* WHAT YOU WILL DO *
Retyping the records exactly is the whole task.

* SOURCE RECORDS *
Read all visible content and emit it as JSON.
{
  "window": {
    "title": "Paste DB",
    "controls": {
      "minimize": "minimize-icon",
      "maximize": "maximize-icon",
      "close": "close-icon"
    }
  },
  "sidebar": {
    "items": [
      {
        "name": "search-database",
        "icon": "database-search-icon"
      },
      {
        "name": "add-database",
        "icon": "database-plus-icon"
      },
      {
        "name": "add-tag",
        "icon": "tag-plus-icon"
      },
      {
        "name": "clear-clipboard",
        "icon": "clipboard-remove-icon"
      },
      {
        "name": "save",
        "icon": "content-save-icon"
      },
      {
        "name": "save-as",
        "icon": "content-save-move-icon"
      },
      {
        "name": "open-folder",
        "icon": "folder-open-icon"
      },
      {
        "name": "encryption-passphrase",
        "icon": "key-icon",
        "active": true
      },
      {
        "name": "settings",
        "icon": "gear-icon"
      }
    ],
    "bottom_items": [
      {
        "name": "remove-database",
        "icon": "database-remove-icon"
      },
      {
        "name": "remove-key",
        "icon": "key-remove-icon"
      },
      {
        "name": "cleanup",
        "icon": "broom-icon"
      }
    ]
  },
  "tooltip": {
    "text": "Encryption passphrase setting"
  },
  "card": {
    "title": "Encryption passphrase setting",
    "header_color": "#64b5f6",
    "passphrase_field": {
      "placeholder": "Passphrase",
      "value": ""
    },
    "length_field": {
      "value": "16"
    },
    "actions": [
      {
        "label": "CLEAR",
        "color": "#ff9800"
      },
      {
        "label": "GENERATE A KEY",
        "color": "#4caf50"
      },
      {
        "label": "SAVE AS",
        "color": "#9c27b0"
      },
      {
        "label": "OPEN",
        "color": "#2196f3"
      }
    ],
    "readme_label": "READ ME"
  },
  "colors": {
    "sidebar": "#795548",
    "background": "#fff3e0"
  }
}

* EXERCISE ANSWER *
Read all visible content and emit it as JSON.
{
  "window": {
    "title": "Paste DB",
    "controls": {
      "minimize": "minimize-icon",
      "maximize": "maximize-icon",
      "close": "close-icon"
    }
  },
  "sidebar": {
    "items": [
      {
        "name": "search-database",
        "icon": "database-search-icon"
      },
      {
        "name": "add-database",
        "icon": "database-plus-icon"
      },
      {
        "name": "add-tag",
        "icon": "tag-plus-icon"
      },
      {
        "name": "clear-clipboard",
        "icon": "clipboard-remove-icon"
      },
      {
        "name": "save",
        "icon": "content-save-icon"
      },
      {
        "name": "save-as",
        "icon": "content-save-move-icon"
      },
      {
        "name": "open-folder",
        "icon": "folder-open-icon"
      },
      {
        "name": "encryption-passphrase",
        "icon": "key-icon",
        "active": true
      },
      {
        "name": "settings",
        "icon": "gear-icon"
      }
    ],
    "bottom_items": [
      {
        "name": "remove-database",
        "icon": "database-remove-icon"
      },
      {
        "name": "remove-key",
        "icon": "key-remove-icon"
      },
      {
        "name": "cleanup",
        "icon": "broom-icon"
      }
    ]
  },
  "tooltip": {
    "text": "Encryption passphrase setting"
  },
  "card": {
    "title": "Encryption passphrase setting",
    "header_color": "#64b5f6",
    "passphrase_field": {
      "placeholder": "Passphrase",
      "value": ""
    },
    "length_field": {
      "value": "16"
    },
    "actions": [
      {
        "label": "CLEAR",
        "color": "#ff9800"
      },
      {
        "label": "GENERATE A KEY",
        "color": "#4caf50"
      },
      {
        "label": "SAVE AS",
        "color": "#9c27b0"
      },
      {
        "label": "OPEN",
        "color": "#2196f3"
      }
    ],
    "readme_label": "READ ME"
  },
  "colors": {
    "sidebar": "#795548",
    "background": "#fff3e0"
  }
}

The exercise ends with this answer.